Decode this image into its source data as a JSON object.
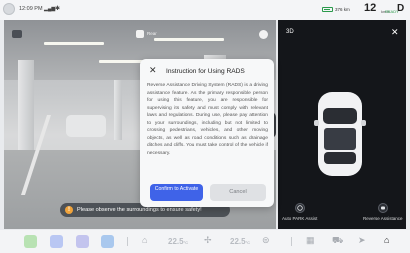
{
  "status_bar": {
    "time": "12:09 PM",
    "range": "376 km",
    "speed": "12",
    "speed_unit": "km/h",
    "ready": "READY",
    "gear": "D"
  },
  "camera": {
    "top_center_label": "Rear",
    "safety_message": "Please observe the surroundings to ensure safety!"
  },
  "right_panel": {
    "view_toggle": "3D",
    "buttons": [
      {
        "label": "Auto PARK Assist",
        "icon": "parking-assist-icon"
      },
      {
        "label": "Reverse Assistance",
        "icon": "reverse-assist-icon"
      }
    ]
  },
  "modal": {
    "title": "Instruction for Using RADS",
    "body": "Reverse Assistance Driving System (RADS) is a driving assistance feature. As the primary responsible person for using this feature, you are responsible for supervising its safety and must comply with relevant laws and regulations. During use, please pay attention to your surroundings, including but not limited to crossing pedestrians, vehicles, and other moving objects, as well as road conditions such as drainage ditches and cliffs. You must take control of the vehicle if necessary.",
    "confirm_label": "Confirm to Activate",
    "cancel_label": "Cancel"
  },
  "dock": {
    "left_temp": "22.5",
    "right_temp": "22.5",
    "temp_unit": "°C"
  },
  "colors": {
    "accent": "#3f63e8",
    "warning": "#f0a33b",
    "ready": "#2a9a4b"
  }
}
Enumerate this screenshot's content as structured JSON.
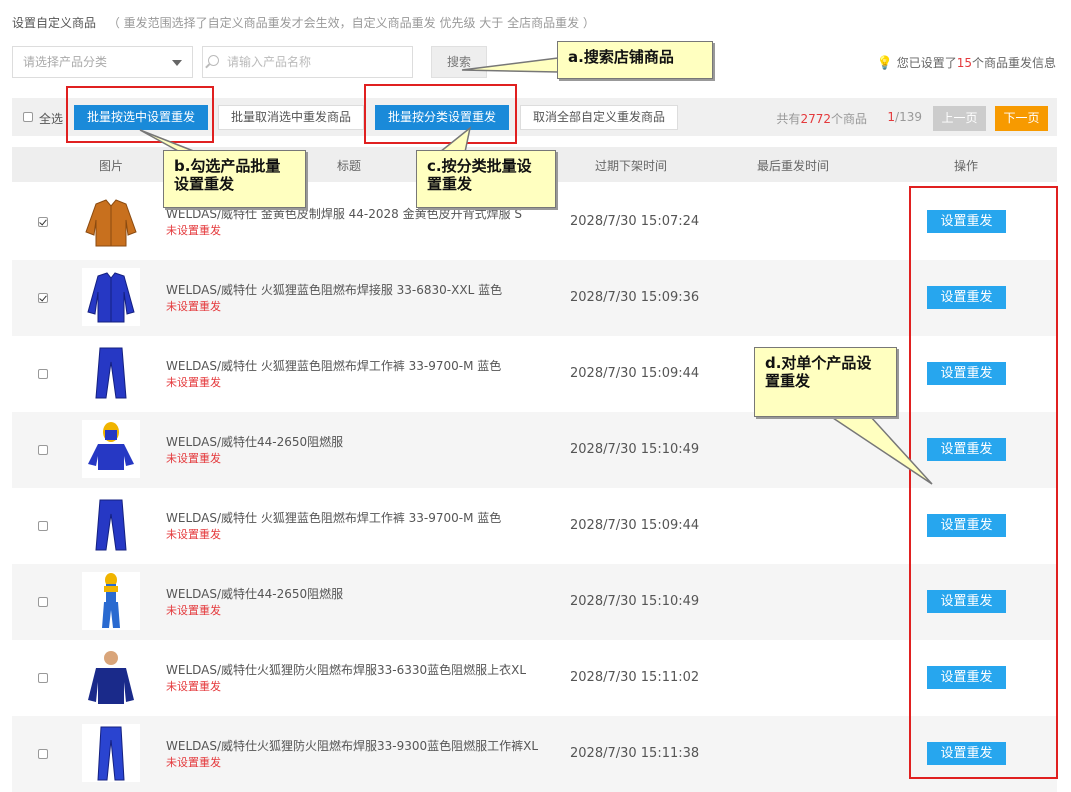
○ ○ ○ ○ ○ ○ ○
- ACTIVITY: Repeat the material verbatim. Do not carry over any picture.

- ANSWER SPACE:
Decode this image into its source data as a JSON object.
{
  "status_bar": {
    "time": "12:09 PM",
    "range": "376 km",
    "speed": "12",
    "speed_unit": "km/h",
    "ready": "READY",
    "gear": "D"
  },
  "camera": {
    "top_center_label": "Rear",
    "safety_message": "Please observe the surroundings to ensure safety!"
  },
  "right_panel": {
    "view_toggle": "3D",
    "buttons": [
      {
        "label": "Auto PARK Assist",
        "icon": "parking-assist-icon"
      },
      {
        "label": "Reverse Assistance",
        "icon": "reverse-assist-icon"
      }
    ]
  },
  "modal": {
    "title": "Instruction for Using RADS",
    "body": "Reverse Assistance Driving System (RADS) is a driving assistance feature. As the primary responsible person for using this feature, you are responsible for supervising its safety and must comply with relevant laws and regulations. During use, please pay attention to your surroundings, including but not limited to crossing pedestrians, vehicles, and other moving objects, as well as road conditions such as drainage ditches and cliffs. You must take control of the vehicle if necessary.",
    "confirm_label": "Confirm to Activate",
    "cancel_label": "Cancel"
  },
  "dock": {
    "left_temp": "22.5",
    "right_temp": "22.5",
    "temp_unit": "°C"
  },
  "colors": {
    "accent": "#3f63e8",
    "warning": "#f0a33b",
    "ready": "#2a9a4b"
  }
}
Enumerate this screenshot's content as structured JSON.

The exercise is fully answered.